In theory, that rhetoric sounds almost avant-garde; in practice, though, de Rosnay and Augé are primitive to the extreme, about as sophisticated in their methods as the Ramones were. The recipe for the average Justice track goes something like this: take one near-deafening synthetic riff, bathe it in a vat of beery distortion, set it to a backbeat, and dust liberally with uncut coke. It's a formula that's about as subtle as a punch to the face–and that, says de Rosnay, is entirely the point.
"The main thing I learned from graphic design is not to attach too much importance to beauty and skill and technique, and to always give more importance to simply communicating the main idea," he explains. "We are not the best producers ever; we just try to have one simple idea for every track.
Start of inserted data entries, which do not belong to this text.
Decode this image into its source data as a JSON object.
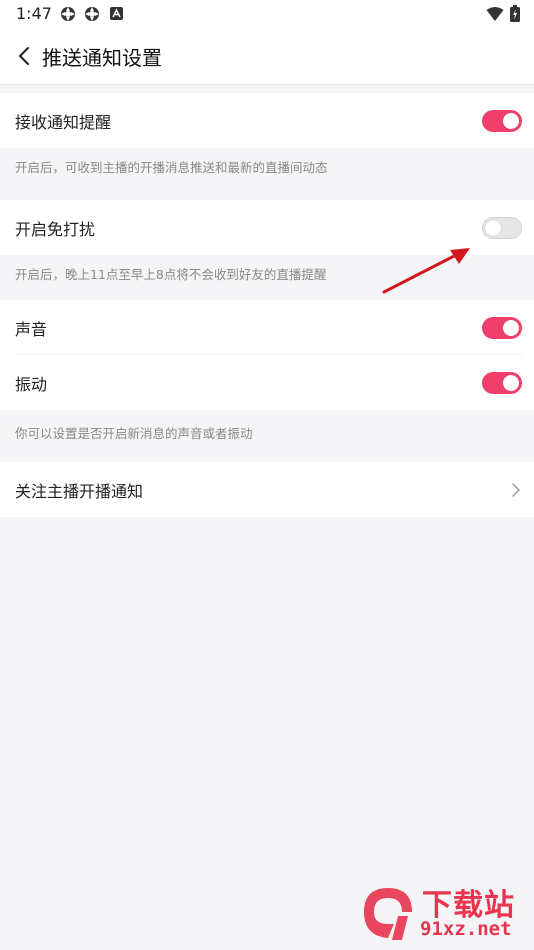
{
  "status_bar": {
    "time": "1:47",
    "left_icons": [
      "gear-icon",
      "gear-icon",
      "accessibility-icon"
    ],
    "right_icons": [
      "wifi-icon",
      "battery-icon"
    ]
  },
  "header": {
    "title": "推送通知设置",
    "back_icon": "chevron-left-icon"
  },
  "settings": {
    "receive_notifications": {
      "label": "接收通知提醒",
      "enabled": true,
      "hint": "开启后，可收到主播的开播消息推送和最新的直播间动态"
    },
    "do_not_disturb": {
      "label": "开启免打扰",
      "enabled": false,
      "hint": "开启后，晚上11点至早上8点将不会收到好友的直播提醒"
    },
    "sound": {
      "label": "声音",
      "enabled": true
    },
    "vibration": {
      "label": "振动",
      "enabled": true
    },
    "sound_vibration_hint": "你可以设置是否开启新消息的声音或者振动",
    "follow_streamer": {
      "label": "关注主播开播通知"
    }
  },
  "watermark": {
    "text_main": "下载站",
    "text_domain": "91xz.net"
  },
  "colors": {
    "accent": "#f03f6a",
    "toggle_off": "#e6e6e8",
    "background": "#f5f5f7",
    "hint_text": "#888888",
    "annotation_arrow": "#d0181e"
  }
}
Sometimes we make tracks with just noise and distortion; it doesn't sound really friendly, but it's stronger because only the main idea gets through."
It's no overstatement to call Justice songs like "Waters of Nazareth" and "We Are Your Friends" generational anthems; both are anarchic and catchy, carried along by a kind of primal momentum that fills dance floors with a healthy mix of indie rockers, rap heads, and dance fanatics. Just about the only music fans Justice seems to turn off are house and techno purists, whose developed palates are simply overwhelmed by the duo's crude bombast. Playing the Frenchmen's music to these people is like serving chicken-fried steak to a roomful of foppish gourmands: once they've finished choking it down, they'll shit all over the chef.
"I cannot fight against the critics because it's true: we don't have a big background in dance music," de Rosnay allows. "In fact, we don't know anything about it. But this is exactly what excites us about making music. We don't know that much about how to write music or how to produce music, but it's so fucking exciting to create things without knowing how until you find your own system and your own ways of making stuff. I think this is what makes a big difference at the end."
In truth, it's not so much that Justice is totally ignorant of dance-music history; during their DJ sets, they always spin records by classic Detroit and Chicago artists like Inner City and Phuture. But the producers came to those songs only recently, having first heard dance music when most everyone else their age did: during its brief heyday on the radio and MTV in the late 1990s.
"We discovered electronic music when it was already mainstream, with acts like Chemical Brothers or Prodigy or the French equivalent, Daft Punk," says de Rosnay, 24. "At that time, we could not really see the difference between these types of music; it was just all one future music for us, because we were just kids. For us, it was all a new kind of rock 'n' roll.
"We discovered Daft Punk with 'Around the World', when they were already pop," he continues. "This is what links us to these bands–we are making music with computers and electronic equipment, but we hope it just sounds like modern pop music."
That's Justice, then–a pure pop spectacle. When, for example, they play Vancouver this weekend, the Frenchmen will be flanked on-stage by two ceiling-high stacks of Marshall amplifiers. Those amps are powerful icons, drawing Justice closer to AC/DC than to Daft Punk. But here's the thing: the amps are just props, empty boxes. In a way, they're like Justice's music itself, a middle finger to anyone who takes their dancing too seriously.
Justice plays a sold-out Commodore on Saturday (October 13).